══ Working data ══
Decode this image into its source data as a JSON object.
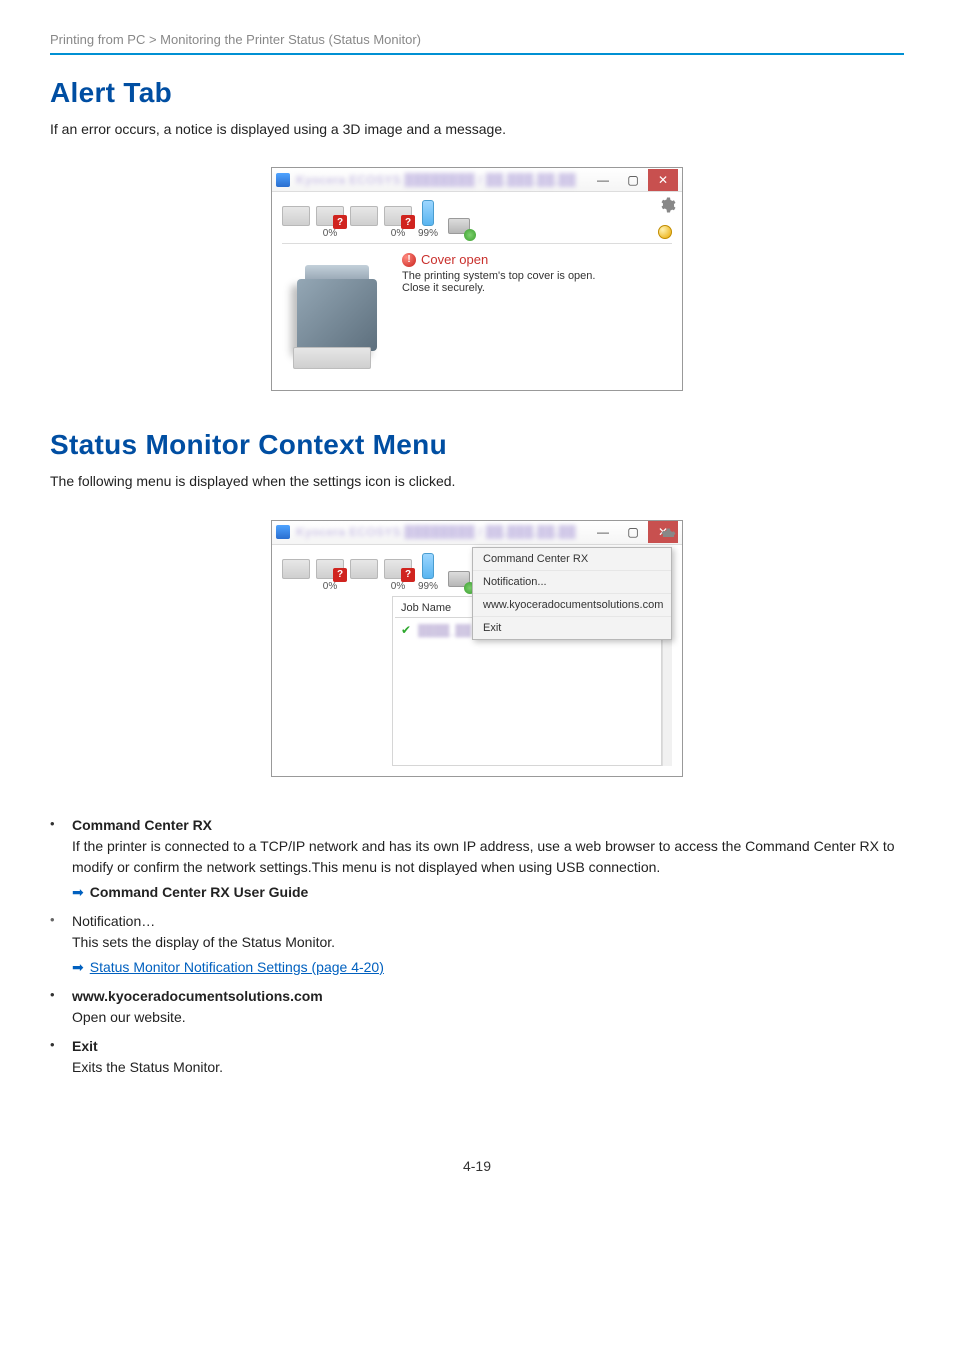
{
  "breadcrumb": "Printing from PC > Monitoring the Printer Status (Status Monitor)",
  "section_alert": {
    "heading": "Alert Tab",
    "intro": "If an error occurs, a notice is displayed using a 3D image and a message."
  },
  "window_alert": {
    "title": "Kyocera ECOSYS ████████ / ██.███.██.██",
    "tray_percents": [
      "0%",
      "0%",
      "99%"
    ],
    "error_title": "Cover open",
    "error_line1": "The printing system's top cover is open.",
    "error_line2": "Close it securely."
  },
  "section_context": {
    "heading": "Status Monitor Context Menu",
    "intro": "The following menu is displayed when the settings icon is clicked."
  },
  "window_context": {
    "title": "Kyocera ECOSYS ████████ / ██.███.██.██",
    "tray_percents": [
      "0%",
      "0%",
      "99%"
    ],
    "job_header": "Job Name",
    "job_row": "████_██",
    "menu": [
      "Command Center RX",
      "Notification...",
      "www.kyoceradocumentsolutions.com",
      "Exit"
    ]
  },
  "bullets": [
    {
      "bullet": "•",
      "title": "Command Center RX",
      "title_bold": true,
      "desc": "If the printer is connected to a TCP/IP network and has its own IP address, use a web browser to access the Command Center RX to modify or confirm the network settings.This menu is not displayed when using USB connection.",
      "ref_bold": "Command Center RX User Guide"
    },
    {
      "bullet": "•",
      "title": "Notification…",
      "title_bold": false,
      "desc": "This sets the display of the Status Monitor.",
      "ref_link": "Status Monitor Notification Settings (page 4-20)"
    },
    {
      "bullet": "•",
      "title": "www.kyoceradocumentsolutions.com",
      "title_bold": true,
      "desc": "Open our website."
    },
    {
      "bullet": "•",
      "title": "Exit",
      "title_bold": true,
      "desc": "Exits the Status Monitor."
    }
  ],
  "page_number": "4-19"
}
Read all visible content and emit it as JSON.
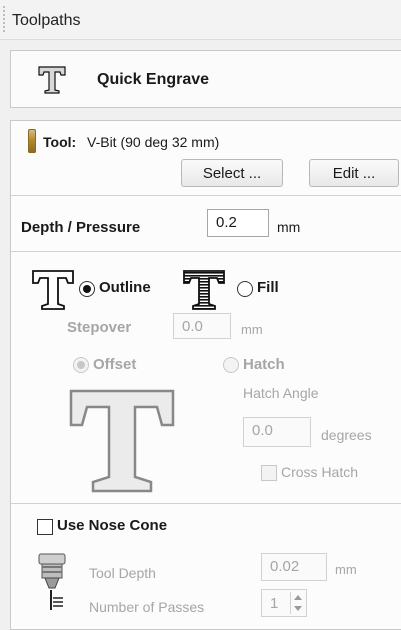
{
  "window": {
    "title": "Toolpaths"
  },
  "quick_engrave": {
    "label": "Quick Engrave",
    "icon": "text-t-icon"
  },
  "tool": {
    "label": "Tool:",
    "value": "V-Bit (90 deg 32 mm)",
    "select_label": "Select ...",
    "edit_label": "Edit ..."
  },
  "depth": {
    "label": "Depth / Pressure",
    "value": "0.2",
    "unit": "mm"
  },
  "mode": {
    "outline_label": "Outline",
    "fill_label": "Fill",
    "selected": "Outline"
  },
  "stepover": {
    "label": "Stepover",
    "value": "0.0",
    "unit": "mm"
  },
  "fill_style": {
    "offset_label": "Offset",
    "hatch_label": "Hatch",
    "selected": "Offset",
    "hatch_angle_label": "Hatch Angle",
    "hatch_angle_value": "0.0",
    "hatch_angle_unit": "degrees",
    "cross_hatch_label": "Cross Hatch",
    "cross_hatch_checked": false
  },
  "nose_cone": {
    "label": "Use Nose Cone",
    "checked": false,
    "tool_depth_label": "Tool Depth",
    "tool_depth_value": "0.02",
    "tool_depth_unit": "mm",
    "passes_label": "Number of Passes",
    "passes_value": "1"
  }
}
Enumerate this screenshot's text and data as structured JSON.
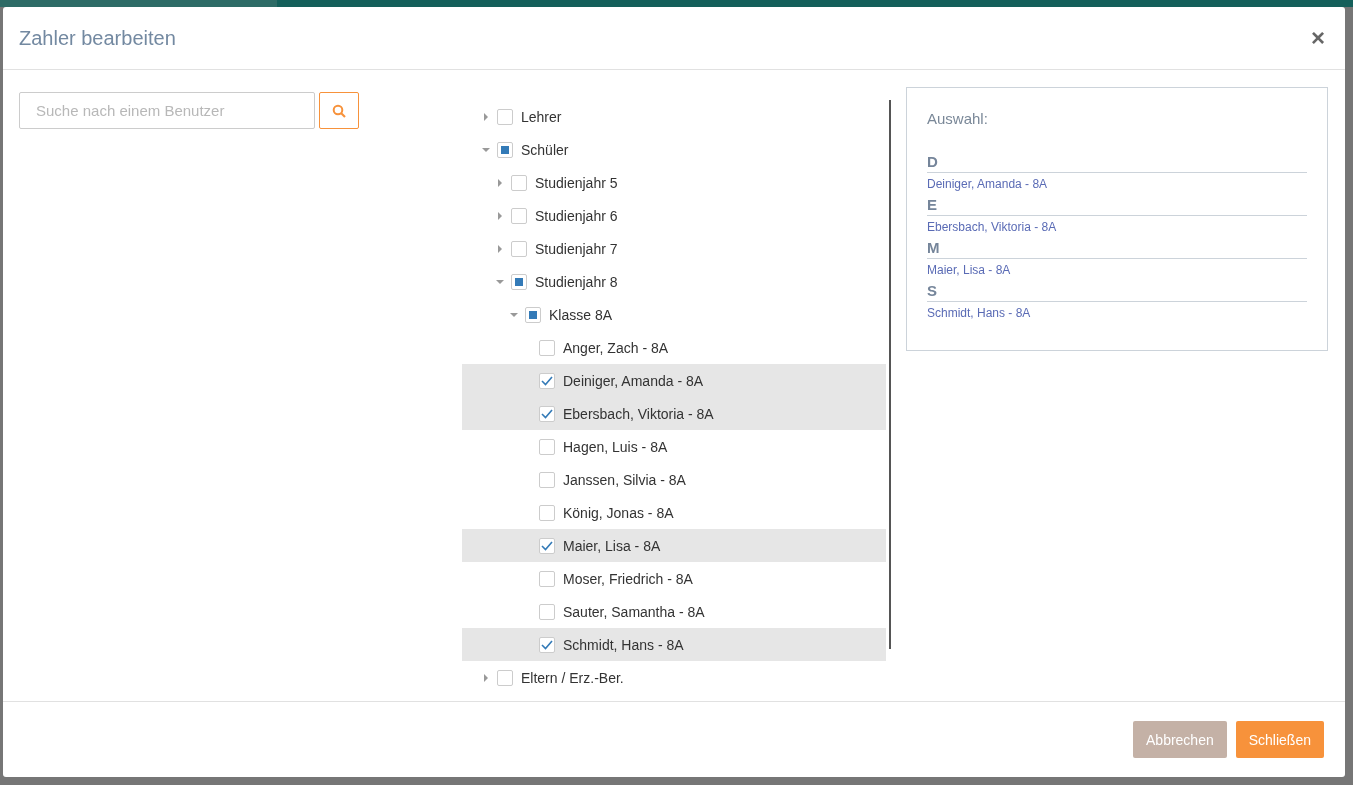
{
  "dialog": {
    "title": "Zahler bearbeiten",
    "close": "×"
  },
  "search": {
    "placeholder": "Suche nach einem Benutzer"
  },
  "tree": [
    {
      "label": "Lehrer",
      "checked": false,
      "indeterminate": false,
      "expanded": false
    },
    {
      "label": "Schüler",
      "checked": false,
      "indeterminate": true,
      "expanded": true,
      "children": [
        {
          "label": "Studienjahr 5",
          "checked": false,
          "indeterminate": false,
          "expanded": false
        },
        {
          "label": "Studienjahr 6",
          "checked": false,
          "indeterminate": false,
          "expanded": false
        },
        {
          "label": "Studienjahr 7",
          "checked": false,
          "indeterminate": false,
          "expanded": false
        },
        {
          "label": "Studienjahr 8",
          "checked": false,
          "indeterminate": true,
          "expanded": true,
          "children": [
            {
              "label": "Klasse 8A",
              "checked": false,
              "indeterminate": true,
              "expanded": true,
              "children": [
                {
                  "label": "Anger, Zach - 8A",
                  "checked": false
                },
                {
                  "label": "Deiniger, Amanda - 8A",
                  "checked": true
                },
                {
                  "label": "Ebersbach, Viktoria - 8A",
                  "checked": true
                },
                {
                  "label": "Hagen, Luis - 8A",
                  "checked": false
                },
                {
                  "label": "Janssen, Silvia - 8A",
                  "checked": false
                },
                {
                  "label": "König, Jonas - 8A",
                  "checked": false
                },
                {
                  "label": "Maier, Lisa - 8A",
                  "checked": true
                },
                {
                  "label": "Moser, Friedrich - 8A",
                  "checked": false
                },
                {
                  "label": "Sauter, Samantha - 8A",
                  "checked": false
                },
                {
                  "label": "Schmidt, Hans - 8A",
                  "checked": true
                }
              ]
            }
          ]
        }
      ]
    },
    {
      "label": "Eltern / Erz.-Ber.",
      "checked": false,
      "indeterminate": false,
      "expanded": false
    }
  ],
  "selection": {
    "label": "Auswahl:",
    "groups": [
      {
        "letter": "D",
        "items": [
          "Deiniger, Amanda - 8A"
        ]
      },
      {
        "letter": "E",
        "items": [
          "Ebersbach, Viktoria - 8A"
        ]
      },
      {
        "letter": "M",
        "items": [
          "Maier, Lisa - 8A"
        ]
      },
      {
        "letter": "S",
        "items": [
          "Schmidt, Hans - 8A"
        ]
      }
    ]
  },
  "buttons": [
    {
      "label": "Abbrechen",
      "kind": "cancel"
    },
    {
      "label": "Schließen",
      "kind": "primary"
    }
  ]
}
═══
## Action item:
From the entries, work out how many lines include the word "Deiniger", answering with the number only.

## Result below:
2